The 36-hole final match saw 2,500 people line the fairways of Pinehurst No. 2, most of them having made the short trip from Chapel Hill to root for Harvie. By one account, the Tar Heel crowd cheered mightily as if it were a football game, not knowing much about golf etiquette.
Ward would go on to beat Stranahan by 1-stroke after winning the par 3 17th in the morning round, then never losing his lead in the afternoon. News accounts of the day reported Ward had 18 one-puts, incredibly using a “battered old putter” he found in a locker room of his Tarboro, NC club eight years earlier.
With his unexpected win in the 1948 North & South over Frank Stranahan, Harvie Ward would begin his rise to the top of amateur golf.
In the years to follow, Ward will go on to win the NCAA Division I individual title, earn consecutive US Amateur titles, make multiple Walker Cup appearances, win the Canadian Amateur, finish twice as low amateur at The Masters and a win at the British Amateur over none other than his rival, Frank Stranahan.
At the height of his amateur career in 1956, Harvie resisted turning pro, preferring to chase the fame and respect achieved years earlier by the much-admired Bobby Jones. To retain his amateur status with the USGA, Ward accepted an offer from a wealthy car dealer in California, Eddie Lowery. Harvie would stay on the payroll by selling cars, playing customer golf and rising to the top of amateur golf. That arrangement would later cause his life to unravel.
Years before, a young Eddie Lowery would sneak his way onto the grounds of The Country Club in the well-to-do Boston suburb of Brookline and ask Francis Ouimet if he needed a caddie for the 1913 US Open. What followed is the unlikely story of the first American-born player to win the US Open over the two best players in the world at the time, Englishmen Harry Vardon and Ted Ray. The story was made into the book “The Greatest Game Ever Played” and a movie by the same name.
Lowery would make his way to California and ride the wave of popularity of the automobile during the postwar booming economy. Still interested in amateur golf, Lowery took to sponsoring players like Ward, until a tax audit opened his financial records and sparked an investigation by the USGA.
On top of the amateur game, Ward was found to have violated the Rules of Amateur Status for accepting travel expenses from Lowery. The decision was announced by Richard Tufts, son of Pinehurst’s founder, USGA president and longtime proponent of amateur golf. His two US Amateur Championships vacated, Ward’s life would enter a tailspin as he stubbornly refused to turn professional. Some say he would have been likely considered a rival to Jack Nicklaus and Arnold Palmer.

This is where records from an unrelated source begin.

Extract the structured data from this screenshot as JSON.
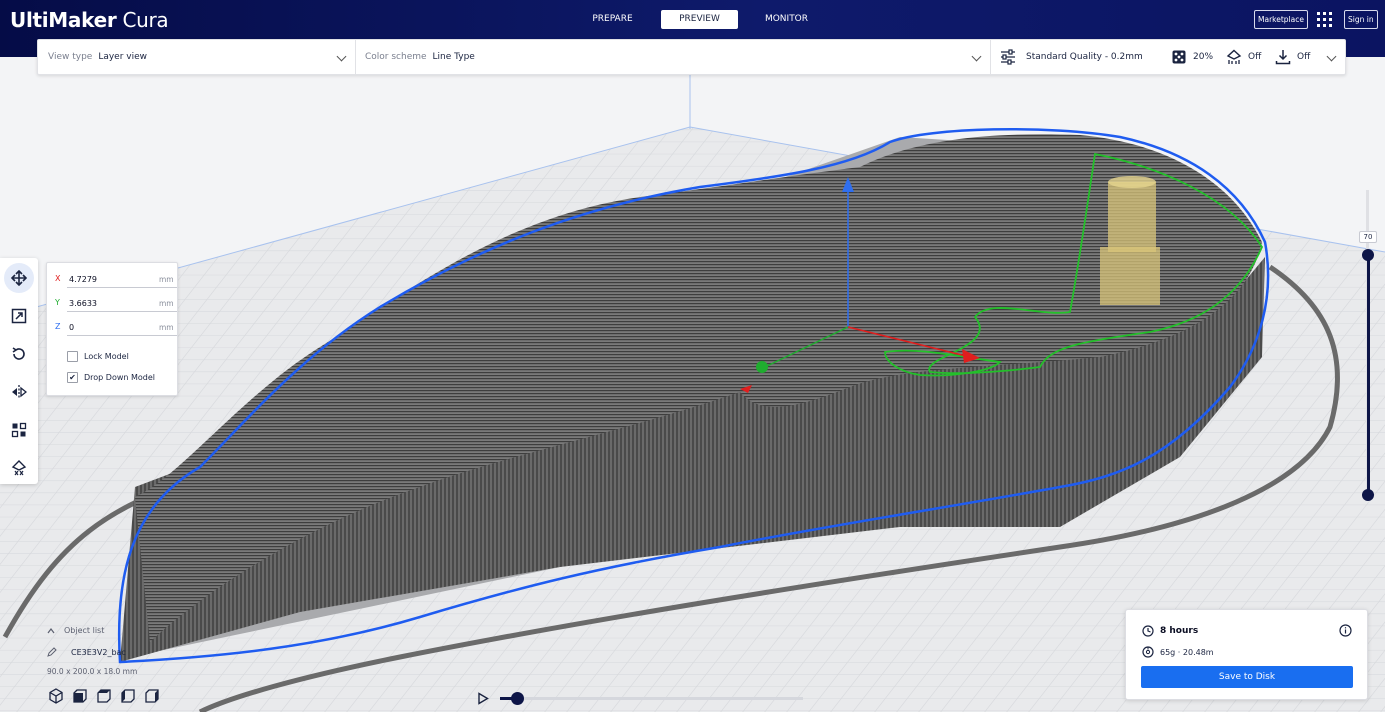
{
  "app": {
    "brand_bold": "UltiMaker",
    "brand_light": " Cura"
  },
  "stages": [
    {
      "label": "PREPARE",
      "active": false
    },
    {
      "label": "PREVIEW",
      "active": true
    },
    {
      "label": "MONITOR",
      "active": false
    }
  ],
  "header": {
    "marketplace_label": "Marketplace",
    "signin_label": "Sign in",
    "apps_icon": "apps-grid-icon"
  },
  "view_settings": {
    "view_type_label": "View type",
    "view_type_value": "Layer view",
    "color_scheme_label": "Color scheme",
    "color_scheme_value": "Line Type"
  },
  "print_setup": {
    "profile": "Standard Quality - 0.2mm",
    "infill": "20%",
    "support": "Off",
    "adhesion": "Off"
  },
  "move_tool": {
    "x_label": "X",
    "x_value": "4.7279",
    "y_label": "Y",
    "y_value": "3.6633",
    "z_label": "Z",
    "z_value": "0",
    "unit": "mm",
    "lock_model_label": "Lock Model",
    "lock_model_checked": false,
    "drop_down_label": "Drop Down Model",
    "drop_down_checked": true,
    "check_mark": "✔"
  },
  "layer_slider": {
    "current_layer": "70"
  },
  "object_list": {
    "header_label": "Object list",
    "item_name": "CE3E3V2_bac",
    "dimensions": "90.0 x 200.0 x 18.0 mm"
  },
  "print_info": {
    "time": "8 hours",
    "material": "65g · 20.48m",
    "save_label": "Save to Disk"
  },
  "colors": {
    "header_bg": "#0e1a6b",
    "accent_blue": "#196ef0",
    "outline_blue": "#1f5cf0",
    "model_gray": "#6f6f6f",
    "axis_x": "#e01e1e",
    "axis_y": "#1fad2f",
    "axis_z": "#2f6ff0"
  }
}
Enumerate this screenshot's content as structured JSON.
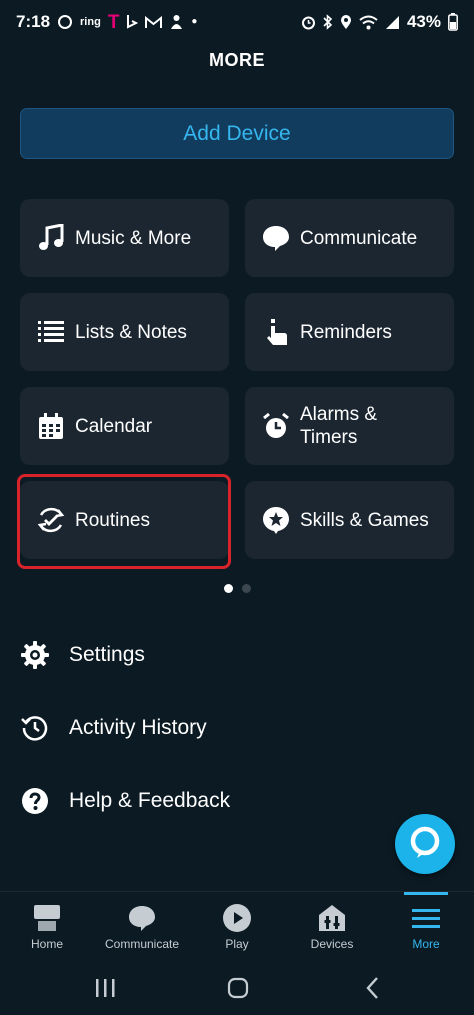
{
  "status_bar": {
    "time": "7:18",
    "ring_label": "ring",
    "tmobile_label": "T",
    "battery": "43%"
  },
  "page": {
    "title": "MORE"
  },
  "add_device": {
    "label": "Add Device"
  },
  "tiles": [
    {
      "label": "Music & More",
      "icon": "music-note-icon"
    },
    {
      "label": "Communicate",
      "icon": "speech-bubble-icon"
    },
    {
      "label": "Lists & Notes",
      "icon": "list-icon"
    },
    {
      "label": "Reminders",
      "icon": "reminder-hand-icon"
    },
    {
      "label": "Calendar",
      "icon": "calendar-icon"
    },
    {
      "label": "Alarms & Timers",
      "icon": "alarm-clock-icon"
    },
    {
      "label": "Routines",
      "icon": "routine-check-icon",
      "highlighted": true
    },
    {
      "label": "Skills & Games",
      "icon": "skills-star-icon"
    }
  ],
  "pager": {
    "pages": 2,
    "active_index": 0
  },
  "list": [
    {
      "label": "Settings",
      "icon": "gear-icon"
    },
    {
      "label": "Activity History",
      "icon": "history-icon"
    },
    {
      "label": "Help & Feedback",
      "icon": "help-icon"
    }
  ],
  "bottom_nav": [
    {
      "label": "Home",
      "icon": "home-icon"
    },
    {
      "label": "Communicate",
      "icon": "speech-bubble-icon"
    },
    {
      "label": "Play",
      "icon": "play-icon"
    },
    {
      "label": "Devices",
      "icon": "devices-icon"
    },
    {
      "label": "More",
      "icon": "menu-icon",
      "active": true
    }
  ],
  "colors": {
    "background": "#0b1a23",
    "tile": "#1b2630",
    "accent": "#35b6ee",
    "highlight": "#d8232a",
    "alexa": "#1bb3e9"
  }
}
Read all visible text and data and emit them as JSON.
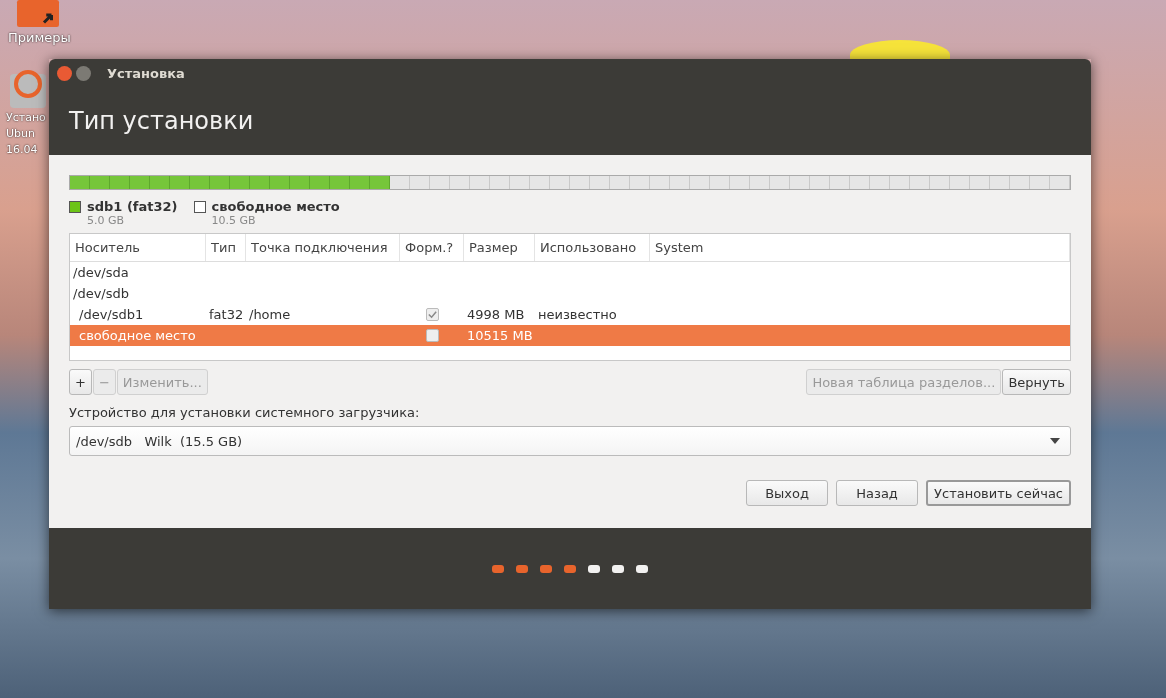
{
  "desktop_icons": [
    {
      "label": "Примеры",
      "kind": "folder"
    },
    {
      "label": "Устано",
      "kind": "installer"
    },
    {
      "label": "Ubun",
      "kind": "none"
    },
    {
      "label": "16.04",
      "kind": "none"
    }
  ],
  "window": {
    "title": "Установка",
    "heading": "Тип установки"
  },
  "partition_bar": {
    "level": 0.32
  },
  "legend": [
    {
      "name": "sdb1 (fat32)",
      "size": "5.0 GB",
      "kind": "used"
    },
    {
      "name": "свободное место",
      "size": "10.5 GB",
      "kind": "free"
    }
  ],
  "table": {
    "columns": [
      "Носитель",
      "Тип",
      "Точка подключения",
      "Форм.?",
      "Размер",
      "Использовано",
      "System"
    ],
    "rows": [
      {
        "device": "/dev/sda",
        "kind": "disk",
        "selected": false,
        "children": []
      },
      {
        "device": "/dev/sdb",
        "kind": "disk",
        "selected": false,
        "children": [
          {
            "device": "/dev/sdb1",
            "kind": "partition",
            "type": "fat32",
            "mount": "/home",
            "format": true,
            "size": "4998 MB",
            "used": "неизвестно",
            "selected": false
          },
          {
            "device": "свободное место",
            "kind": "partition",
            "format": false,
            "size": "10515 MB",
            "selected": true
          }
        ]
      }
    ]
  },
  "table_buttons": [
    {
      "label": "+",
      "disabled": false
    },
    {
      "label": "−",
      "disabled": true
    },
    {
      "label": "Изменить...",
      "disabled": true
    }
  ],
  "table_buttons_right": [
    {
      "label": "Новая таблица разделов...",
      "disabled": true
    },
    {
      "label": "Вернуть",
      "disabled": false
    }
  ],
  "bootloader": {
    "label": "Устройство для установки системного загрузчика:",
    "value": "/dev/sdb   Wilk  (15.5 GB)"
  },
  "footer_buttons": [
    {
      "label": "Выход",
      "default": false
    },
    {
      "label": "Назад",
      "default": false
    },
    {
      "label": "Установить сейчас",
      "default": true
    }
  ],
  "progress_dots": [
    {
      "done": true
    },
    {
      "done": true
    },
    {
      "done": true
    },
    {
      "done": true
    },
    {
      "done": false
    },
    {
      "done": false
    },
    {
      "done": false
    }
  ]
}
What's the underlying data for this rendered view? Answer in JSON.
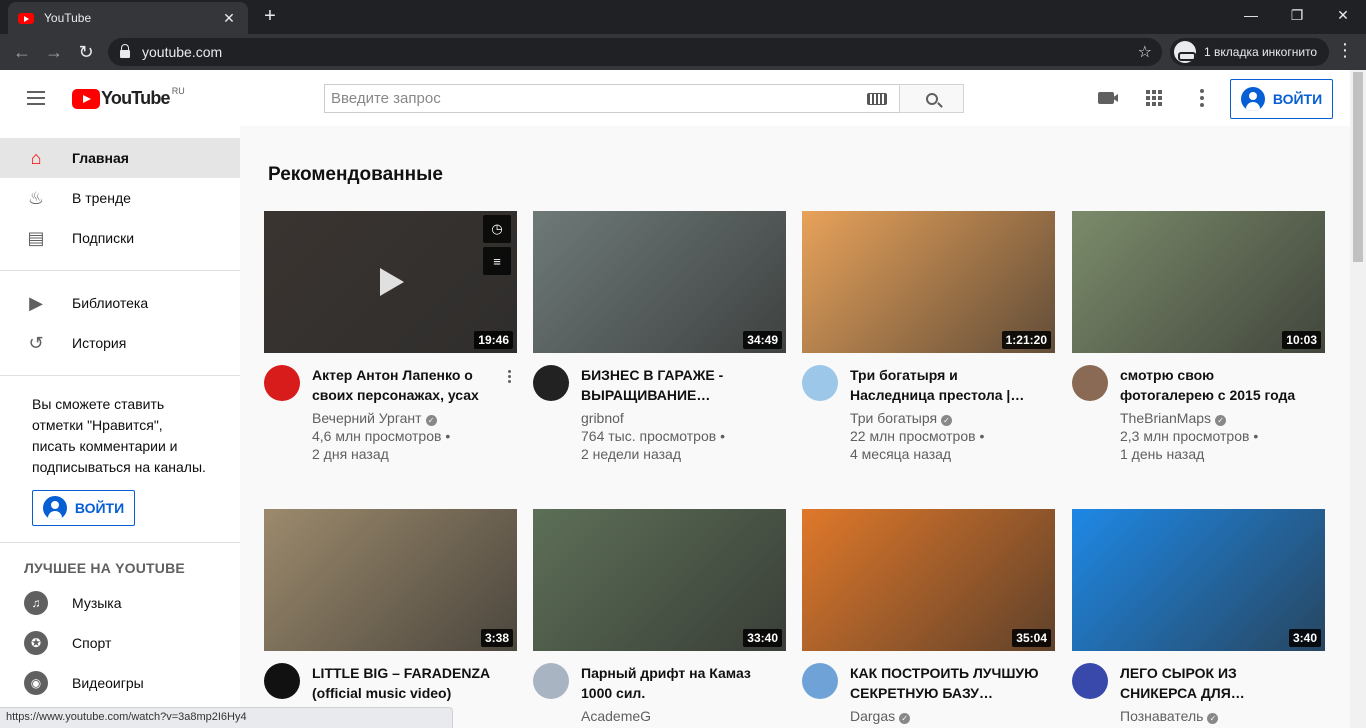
{
  "browser": {
    "tab_title": "YouTube",
    "tab_close": "✕",
    "new_tab": "+",
    "url": "youtube.com",
    "incognito_label": "1 вкладка инкогнито",
    "status_url": "https://www.youtube.com/watch?v=3a8mp2I6Hy4"
  },
  "header": {
    "logo_text": "YouTube",
    "logo_region": "RU",
    "search_placeholder": "Введите запрос",
    "signin_label": "ВОЙТИ"
  },
  "sidebar": {
    "items": [
      {
        "label": "Главная",
        "icon": "home-icon"
      },
      {
        "label": "В тренде",
        "icon": "fire-icon"
      },
      {
        "label": "Подписки",
        "icon": "subscriptions-icon"
      },
      {
        "label": "Библиотека",
        "icon": "library-icon"
      },
      {
        "label": "История",
        "icon": "history-icon"
      }
    ],
    "promo_text": "Вы сможете ставить отметки \"Нравится\", писать комментарии и подписываться на каналы.",
    "promo_button": "ВОЙТИ",
    "best_heading": "ЛУЧШЕЕ НА YOUTUBE",
    "best_items": [
      {
        "label": "Музыка",
        "icon": "music-icon"
      },
      {
        "label": "Спорт",
        "icon": "sport-icon"
      },
      {
        "label": "Видеоигры",
        "icon": "games-icon"
      }
    ]
  },
  "main": {
    "section_title": "Рекомендованные",
    "videos": [
      {
        "title": "Актер Антон Лапенко о своих персонажах, усах и…",
        "channel": "Вечерний Ургант",
        "verified": true,
        "views": "4,6 млн просмотров •",
        "age": "2 дня назад",
        "duration": "19:46",
        "thumb_color": "#3a3430",
        "avatar_color": "#d81b1b"
      },
      {
        "title": "БИЗНЕС В ГАРАЖЕ - ВЫРАЩИВАНИЕ…",
        "channel": "gribnof",
        "verified": false,
        "views": "764 тыс. просмотров •",
        "age": "2 недели назад",
        "duration": "34:49",
        "thumb_color": "#6e7a78",
        "avatar_color": "#222222"
      },
      {
        "title": "Три богатыря и Наследница престола |…",
        "channel": "Три богатыря",
        "verified": true,
        "views": "22 млн просмотров •",
        "age": "4 месяца назад",
        "duration": "1:21:20",
        "thumb_color": "#e8a25a",
        "avatar_color": "#9cc7e8"
      },
      {
        "title": "смотрю свою фотогалерею с 2015 года",
        "channel": "TheBrianMaps",
        "verified": true,
        "views": "2,3 млн просмотров •",
        "age": "1 день назад",
        "duration": "10:03",
        "thumb_color": "#7b8b6a",
        "avatar_color": "#8a6a55"
      },
      {
        "title": "LITTLE BIG – FARADENZA (official music video)",
        "channel": "",
        "verified": false,
        "views": "",
        "age": "",
        "duration": "3:38",
        "thumb_color": "#9c8a6c",
        "avatar_color": "#111111"
      },
      {
        "title": "Парный дрифт на Камаз 1000 сил.",
        "channel": "AcademeG",
        "verified": false,
        "views": "",
        "age": "",
        "duration": "33:40",
        "thumb_color": "#5d6f57",
        "avatar_color": "#a9b4c2"
      },
      {
        "title": "КАК ПОСТРОИТЬ ЛУЧШУЮ СЕКРЕТНУЮ БАЗУ…",
        "channel": "Dargas",
        "verified": true,
        "views": "",
        "age": "",
        "duration": "35:04",
        "thumb_color": "#e0782a",
        "avatar_color": "#6fa3d8"
      },
      {
        "title": "ЛЕГО СЫРОК ИЗ СНИКЕРСА ДЛЯ…",
        "channel": "Познаватель",
        "verified": true,
        "views": "",
        "age": "",
        "duration": "3:40",
        "thumb_color": "#1e88e5",
        "avatar_color": "#3949ab"
      }
    ]
  }
}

For the next 20 years, Ward hardly played golf at all. Moving from job to job, and a string of failed marriages.
Things began to change when he moved back to North Carolina in 1977, where his fame began, to work at the newly opened Foxfire Resort then at the Pine Needles Lodge and Country Club. Teaching lessons on the range gave him a reason to get back into the game. After his friend Jack Nicklaus offered him a position in Orlando at Grand Cypress Club, Ward took it and spent 10 years in Florida, before retiring to Pinehurst in the late 1980s.
It was during this time in Florida as a teaching professional that Ward made friends with a young Payne Stewart. “He had a swing like a Rolls-Royce,” Ward would say. Perhaps Ward’s biggest impact on Steward would come by introducing him to UNC sports psychologist Dick Coop. The same Dick Coop that was Payne’s mental coach when he won the 1999 US Open in Pinehurst.
Harvie Ward died in 2004 in Pinehurst. One of golf’s most accomplished amateur golfers, the kid from Tarboro, North Carolina was written about as “The most talented amateur of the decade, no question about it, was Harvie Ward, the consummate stylist from North Carolina,” by golf historian Herbert Warren Wind.
Feature photo courtesy of the Tufts Archive: Arnold Palmer (L) and Harvie Ward before their semifinal round of the 1948 North & South Amateur in Pinehurst.
~Written by Sandhills Sentinel Reporter John Patota.